I haven't decided if they'll be charged to either 

  • snag the item (a scroll or book of prophecy or something related) directly, or 
  • wake the lich to donate two objects to him in order to remove their desired object, or  
  • both (with #1 being the plan, and #2 the backup in case they awaken him or he is already awake)

They may also be protecting a pair of nubile twin acolytes (modelled off of the classic Virgin Records logos at https://rarerecordcollector.files.wordpress.com/2010/04/v-2012-kevin-coyne.png), but I haven't decided if keeping them alive may be too challenging or not....

I think that Shodreth Drachod (I added the "r" to the surname) has this working relationship with Celestian and his clergy, where Celestian helped to fashion and sustain Zjelwyin Fall and in return the lich helps to guard and secure items that he and his clergy wish to remain highly-secure.  

23 October 2021:  I'm doing 3 checks per day (every 8 hours = 3/day vs. every 4 = 6/day), with the total duration of the trip being [(2d20+4)x4 days] / 2 (due to the phylacteries, which they're wearing on their heads like diadem headbands, and which shoot out hot pink/ruby searchlight lasers to track and home in on ZF)

1 September 2022:  I'm thinking that Drachod (I added the extra 'r' in my version of his name) may offer help to the PCs out of desire for self-preservation (aka, the goodness of his heart ;) )---if their reaction rolls are good.  He acts as a custodian for prophetic lore from the clergy of Celestian, and in return Celestian helped to build ZF and still maintains it on Drachod's behalf.  So he has a vested self-interest to ensure that Celestian continues to invest that daily Primal flux into ZF. 

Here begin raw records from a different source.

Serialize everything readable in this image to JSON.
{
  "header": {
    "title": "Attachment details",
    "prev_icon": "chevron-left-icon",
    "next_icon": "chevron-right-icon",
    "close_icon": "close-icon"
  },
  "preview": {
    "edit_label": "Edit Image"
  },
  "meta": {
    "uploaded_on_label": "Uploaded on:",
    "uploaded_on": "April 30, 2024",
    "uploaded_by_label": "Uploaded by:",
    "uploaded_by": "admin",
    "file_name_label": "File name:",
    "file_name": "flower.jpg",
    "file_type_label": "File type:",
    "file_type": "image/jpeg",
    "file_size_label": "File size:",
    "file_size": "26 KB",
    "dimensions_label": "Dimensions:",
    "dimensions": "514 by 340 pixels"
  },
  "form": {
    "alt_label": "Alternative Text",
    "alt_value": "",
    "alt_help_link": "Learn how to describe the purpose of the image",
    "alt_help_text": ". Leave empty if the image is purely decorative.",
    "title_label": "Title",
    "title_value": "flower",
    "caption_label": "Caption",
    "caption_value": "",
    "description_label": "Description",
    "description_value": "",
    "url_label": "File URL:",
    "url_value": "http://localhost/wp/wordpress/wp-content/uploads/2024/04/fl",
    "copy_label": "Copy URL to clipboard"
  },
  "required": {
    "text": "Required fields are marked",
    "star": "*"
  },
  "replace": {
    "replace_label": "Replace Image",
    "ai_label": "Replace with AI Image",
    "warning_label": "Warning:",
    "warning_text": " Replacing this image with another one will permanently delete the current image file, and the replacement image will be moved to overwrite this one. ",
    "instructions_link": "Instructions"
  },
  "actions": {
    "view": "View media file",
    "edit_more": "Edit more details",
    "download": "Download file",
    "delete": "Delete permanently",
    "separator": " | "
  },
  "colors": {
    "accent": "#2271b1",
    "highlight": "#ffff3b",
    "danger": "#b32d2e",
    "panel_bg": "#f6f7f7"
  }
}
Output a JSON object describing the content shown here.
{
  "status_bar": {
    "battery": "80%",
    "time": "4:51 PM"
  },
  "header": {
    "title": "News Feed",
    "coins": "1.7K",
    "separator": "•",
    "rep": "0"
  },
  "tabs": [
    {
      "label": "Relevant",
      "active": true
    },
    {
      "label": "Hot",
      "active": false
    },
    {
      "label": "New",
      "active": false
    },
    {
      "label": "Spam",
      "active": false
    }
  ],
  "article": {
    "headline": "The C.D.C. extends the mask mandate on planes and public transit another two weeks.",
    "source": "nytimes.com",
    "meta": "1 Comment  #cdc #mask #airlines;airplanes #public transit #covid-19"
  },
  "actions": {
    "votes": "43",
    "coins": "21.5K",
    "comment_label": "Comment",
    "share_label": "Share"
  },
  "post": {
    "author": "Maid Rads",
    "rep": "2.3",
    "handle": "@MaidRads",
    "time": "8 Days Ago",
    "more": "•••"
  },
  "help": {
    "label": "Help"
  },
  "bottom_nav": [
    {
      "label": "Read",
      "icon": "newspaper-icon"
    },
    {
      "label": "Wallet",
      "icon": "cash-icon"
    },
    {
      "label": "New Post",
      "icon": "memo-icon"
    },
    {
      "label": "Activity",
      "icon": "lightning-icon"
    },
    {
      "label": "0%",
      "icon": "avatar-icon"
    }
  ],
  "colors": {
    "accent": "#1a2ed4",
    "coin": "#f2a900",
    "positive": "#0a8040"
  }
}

So the PCs will retrieve the prophecy previously-deposited* in ages past.  That they're pulling this particular prophecy (the sestina I emailed you) will pique his concern and curiosity, in particular if he notices one of the PCs carrying the lesser tentacle rod.  (In fact, he'll be far-more concerned about evidence that the drow attempted to infiltrate ZF and will immediately connect them to the prophecy, although he won't share that detail with the PCs, or Celestian).  Hence the help.  If he notices that, he may also geas the PCs to deliver a message to the Master at the NWI (which would be a handy way to introduce that into the game), or perhaps to Tenser, Iggwilv, or someone comparable (I haven't decided yet---he may just keep the info to himself, for the moment, too).  

* The PCs don't know this yet, but they're not just bringing back a scroll with the prophecy on it.  To retrieve the prophecy requires a virgin twin acolyte, and Drachod will kiss her to transfer it (sort of a cross between the Quickening from Highlander and the kiss of the angel Simon from The Prophecy).  Drachod himself is the storage device.  To deposit the prophecy into him (which the PCs are not doing) is a bit more intimate....  The twins are critical to the process:  the prophecy, while it is deposited into one of them, infects both:  so the twin who remains on the Prime also acts as a receiver for the prophecy, and gains access to it at the same time that the other twin in the Astral receives it from Drachod.  This ensures data availability for the priesthood in case the first twin doesn't successfully return home.  (The NPC twins naturally know nothing of this either). 

I also rewrote Drachod's poem at the pull-ring, recast with seven lines, each with one through seven syllables:

No mercy exists
before me
Open this door
to vanish forever
from Shodreth Drachod:  Gringling
am I

I hope that these will prove useful in your games.  Enjoy!